- [Task requirements] If an entry includes an image, drop the image and copy the rest verbatim.
* * *
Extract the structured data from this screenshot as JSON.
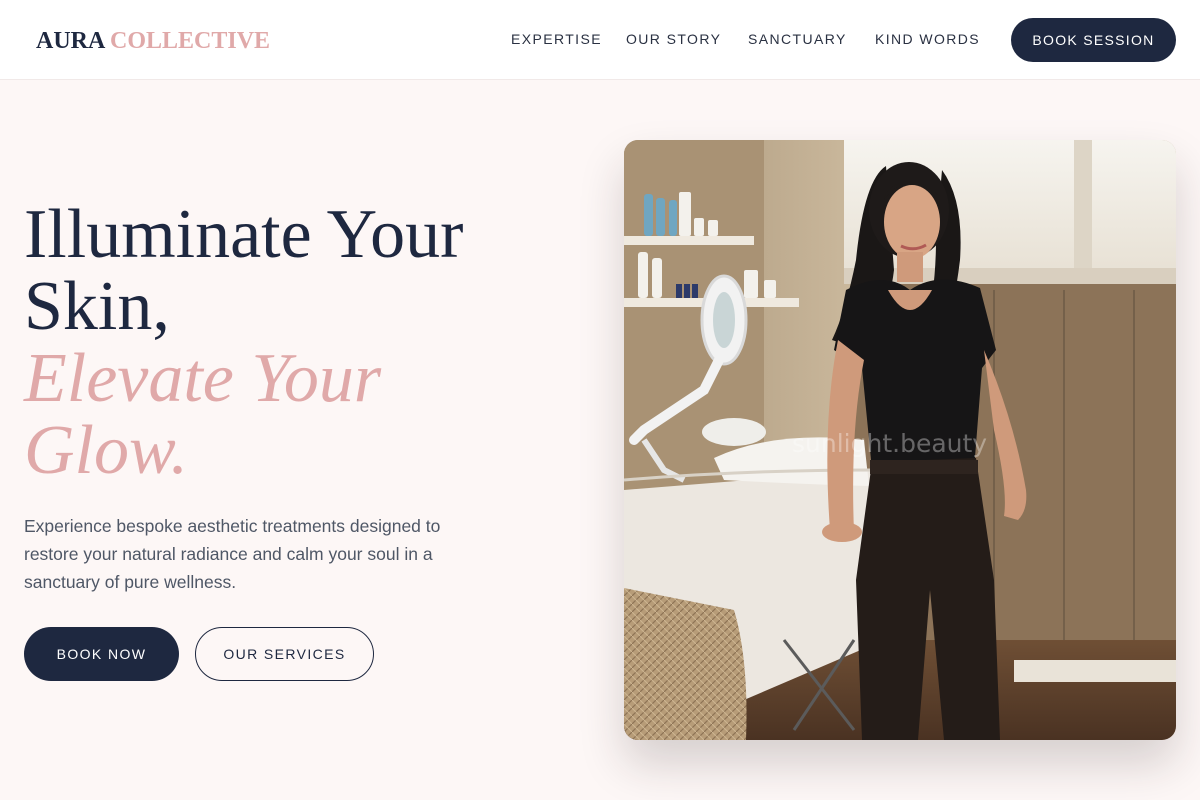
{
  "header": {
    "logo_part1": "AURA",
    "logo_part2": "COLLECTIVE",
    "nav": [
      "EXPERTISE",
      "OUR STORY",
      "SANCTUARY",
      "KIND WORDS"
    ],
    "cta_label": "BOOK SESSION"
  },
  "hero": {
    "headline_line1": "Illuminate Your",
    "headline_line2": "Skin,",
    "headline_accent1": "Elevate Your",
    "headline_accent2": "Glow.",
    "description": "Experience bespoke aesthetic treatments designed to restore your natural radiance and calm your soul in a sanctuary of pure wellness.",
    "primary_button": "BOOK NOW",
    "secondary_button": "OUR SERVICES"
  },
  "photo": {
    "watermark": "sunlight.beauty"
  },
  "colors": {
    "navy": "#1e2840",
    "blush": "#e0a9a9",
    "background": "#fdf7f6"
  }
}
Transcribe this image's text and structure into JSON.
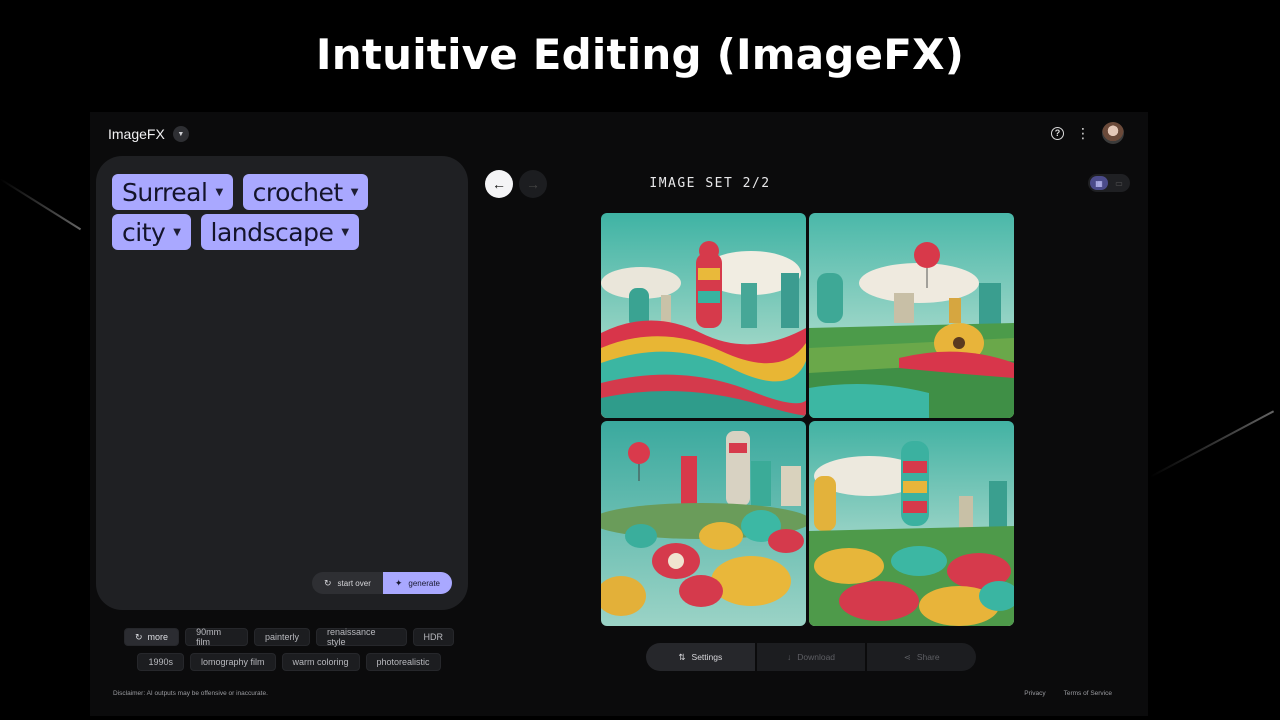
{
  "slide": {
    "title": "Intuitive Editing (ImageFX)"
  },
  "app": {
    "brand": "ImageFX",
    "prompt_chips": [
      {
        "label": "Surreal"
      },
      {
        "label": "crochet"
      },
      {
        "label": "city"
      },
      {
        "label": "landscape"
      }
    ],
    "actions": {
      "start_over": "start over",
      "generate": "generate"
    },
    "suggestions": {
      "more": "more",
      "row1": [
        "90mm film",
        "painterly",
        "renaissance style",
        "HDR"
      ],
      "row2": [
        "1990s",
        "lomography film",
        "warm coloring",
        "photorealistic"
      ]
    },
    "set_label": "IMAGE SET 2/2",
    "toolbar": {
      "settings": "Settings",
      "download": "Download",
      "share": "Share"
    },
    "disclaimer": "Disclaimer: AI outputs may be offensive or inaccurate.",
    "footer": {
      "privacy": "Privacy",
      "terms": "Terms of Service"
    },
    "colors": {
      "accent": "#a9a8ff",
      "panel": "#1f2023",
      "background": "#0b0b0c"
    },
    "icons": {
      "help": "help-circle-icon",
      "more": "more-vertical-icon",
      "prev": "arrow-left-icon",
      "next": "arrow-right-icon",
      "settings": "sliders-icon",
      "download": "download-icon",
      "share": "share-icon"
    }
  }
}
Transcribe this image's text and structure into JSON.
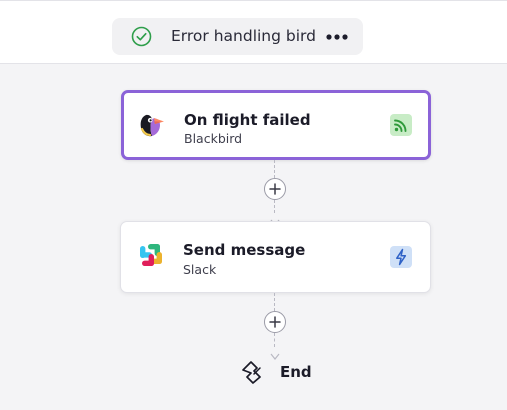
{
  "header": {
    "flow_name": "Error handling bird",
    "status_icon": "check-circle-icon",
    "menu_icon": "more-horizontal-icon"
  },
  "steps": [
    {
      "kind": "trigger",
      "title": "On flight failed",
      "app": "Blackbird",
      "logo_icon": "blackbird-logo-icon",
      "badge_icon": "event-feed-icon",
      "badge_color": "#c8ecc6"
    },
    {
      "kind": "action",
      "title": "Send message",
      "app": "Slack",
      "logo_icon": "slack-logo-icon",
      "badge_icon": "lightning-icon",
      "badge_color": "#cfe0f7"
    }
  ],
  "end": {
    "label": "End",
    "icon": "end-flag-icon"
  },
  "colors": {
    "selected_border": "#8b63d8",
    "success_check": "#2e9e4a",
    "canvas_background": "#f4f4f6"
  }
}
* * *
- [Answer area]
Extract the structured data from this screenshot as JSON.
{
  "header": {
    "logo_part1": "AURA",
    "logo_part2": "COLLECTIVE",
    "nav": [
      "EXPERTISE",
      "OUR STORY",
      "SANCTUARY",
      "KIND WORDS"
    ],
    "cta_label": "BOOK SESSION"
  },
  "hero": {
    "headline_line1": "Illuminate Your",
    "headline_line2": "Skin,",
    "headline_accent1": "Elevate Your",
    "headline_accent2": "Glow.",
    "description": "Experience bespoke aesthetic treatments designed to restore your natural radiance and calm your soul in a sanctuary of pure wellness.",
    "primary_button": "BOOK NOW",
    "secondary_button": "OUR SERVICES"
  },
  "photo": {
    "watermark": "sunlight.beauty"
  },
  "colors": {
    "navy": "#1e2840",
    "blush": "#e0a9a9",
    "background": "#fdf7f6"
  }
}
Transcribe this image's text and structure into JSON.
{
  "slide": {
    "title": "Intuitive Editing (ImageFX)"
  },
  "app": {
    "brand": "ImageFX",
    "prompt_chips": [
      {
        "label": "Surreal"
      },
      {
        "label": "crochet"
      },
      {
        "label": "city"
      },
      {
        "label": "landscape"
      }
    ],
    "actions": {
      "start_over": "start over",
      "generate": "generate"
    },
    "suggestions": {
      "more": "more",
      "row1": [
        "90mm film",
        "painterly",
        "renaissance style",
        "HDR"
      ],
      "row2": [
        "1990s",
        "lomography film",
        "warm coloring",
        "photorealistic"
      ]
    },
    "set_label": "IMAGE SET 2/2",
    "toolbar": {
      "settings": "Settings",
      "download": "Download",
      "share": "Share"
    },
    "disclaimer": "Disclaimer: AI outputs may be offensive or inaccurate.",
    "footer": {
      "privacy": "Privacy",
      "terms": "Terms of Service"
    },
    "colors": {
      "accent": "#a9a8ff",
      "panel": "#1f2023",
      "background": "#0b0b0c"
    },
    "icons": {
      "help": "help-circle-icon",
      "more": "more-vertical-icon",
      "prev": "arrow-left-icon",
      "next": "arrow-right-icon",
      "settings": "sliders-icon",
      "download": "download-icon",
      "share": "share-icon"
    }
  }
}
Transcribe this image's text and structure into JSON.
{
  "header": {
    "flow_name": "Error handling bird",
    "status_icon": "check-circle-icon",
    "menu_icon": "more-horizontal-icon"
  },
  "steps": [
    {
      "kind": "trigger",
      "title": "On flight failed",
      "app": "Blackbird",
      "logo_icon": "blackbird-logo-icon",
      "badge_icon": "event-feed-icon",
      "badge_color": "#c8ecc6"
    },
    {
      "kind": "action",
      "title": "Send message",
      "app": "Slack",
      "logo_icon": "slack-logo-icon",
      "badge_icon": "lightning-icon",
      "badge_color": "#cfe0f7"
    }
  ],
  "end": {
    "label": "End",
    "icon": "end-flag-icon"
  },
  "colors": {
    "selected_border": "#8b63d8",
    "success_check": "#2e9e4a",
    "canvas_background": "#f4f4f6"
  }
}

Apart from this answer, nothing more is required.